Green Canyon

Green Canyon A seemingly less traveled trail at Turkey Run State Park is trail 6, a rather short hike through a deep canyon. Most visitors wish to see the popular trails and waterfalls found on the other side of Sugar Creek, but after hiking those trails, we decided to explore this short trail. This canyon is a bit wider and deeper than those of trail 3, and even more wooded overhead, giving it the feel of a rain forest. Walking down this quick trail gives visitors the an idea of this part of the country before the last ice age. The sandstone here was deposited about 600 million years ago, then worn away by the rushing waters of the creeks and streams of the area. Deep Canyon

Exploring Wedge Rock

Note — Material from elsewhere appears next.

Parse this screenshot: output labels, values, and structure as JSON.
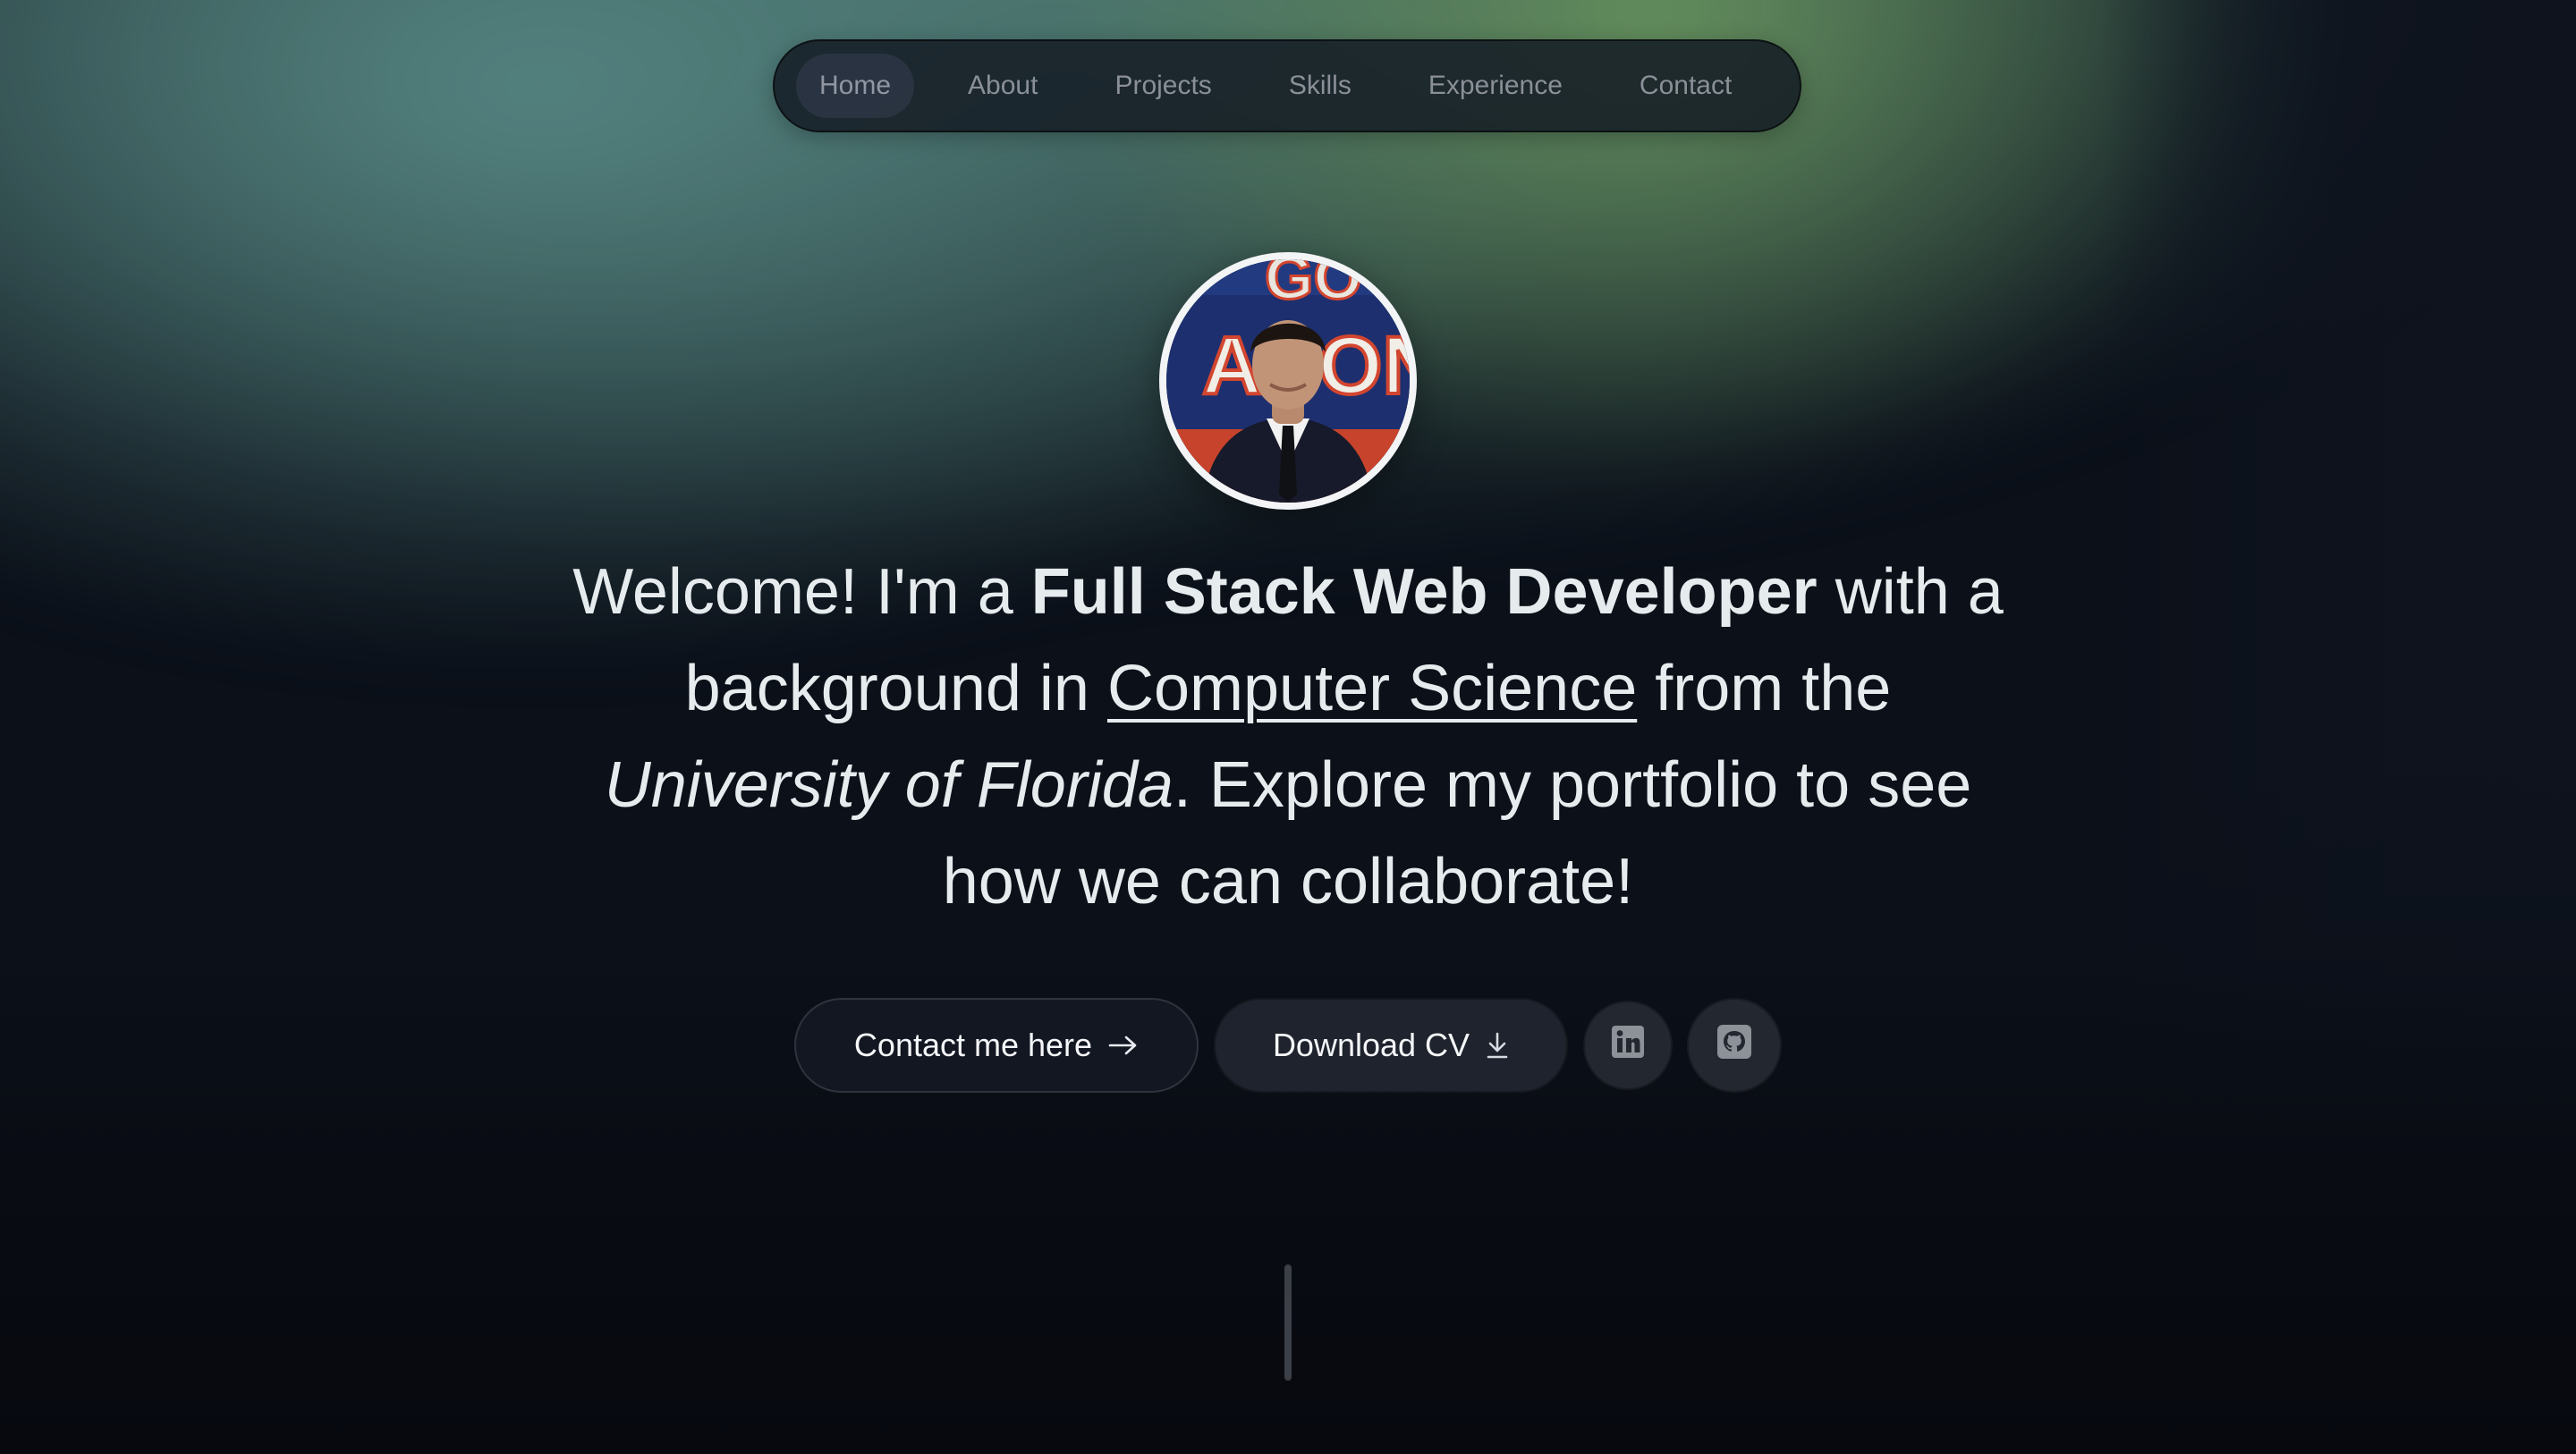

Passing Wedge Rock Just two and a half hours south of Chicago, Turkey Run State Park is a short trip to the ancient geologic world. Featuring rock dating back up to 600 million years, the natural features of the park entice visitors year round. Many of the trails in the park follow creeks and canyon floors, taking hikers through natural wonders not seen elsewhere in the region. Wedge Rock One of the most recognized features in the park is Wedge Rock, a wedge-shaped rock that broke away from the canyon wall a long time ago. At an estimated 30 feet tall, and six feet thick, this must have made quite a sound when it fell to the canyon floor. Because the rock landed on an angle, hikers are able to walk under it as well as climb on top of it. Posing on top is a popular take-away photo of many visitors. The Backside of Wedge Rock Most of the canyon walls of Trail 3 are composed of Mansfield Sandstone, but some other rocks and minerals can be found in the area, including glacial erratics and veins of coal. The trail follows the winding creek and even requires hikers to walk up a waterfall or two. It's refreshing in this day and age to visit a park where you're not discouraged from walking on the actual ground! Certainly worth the trip down to Parke County.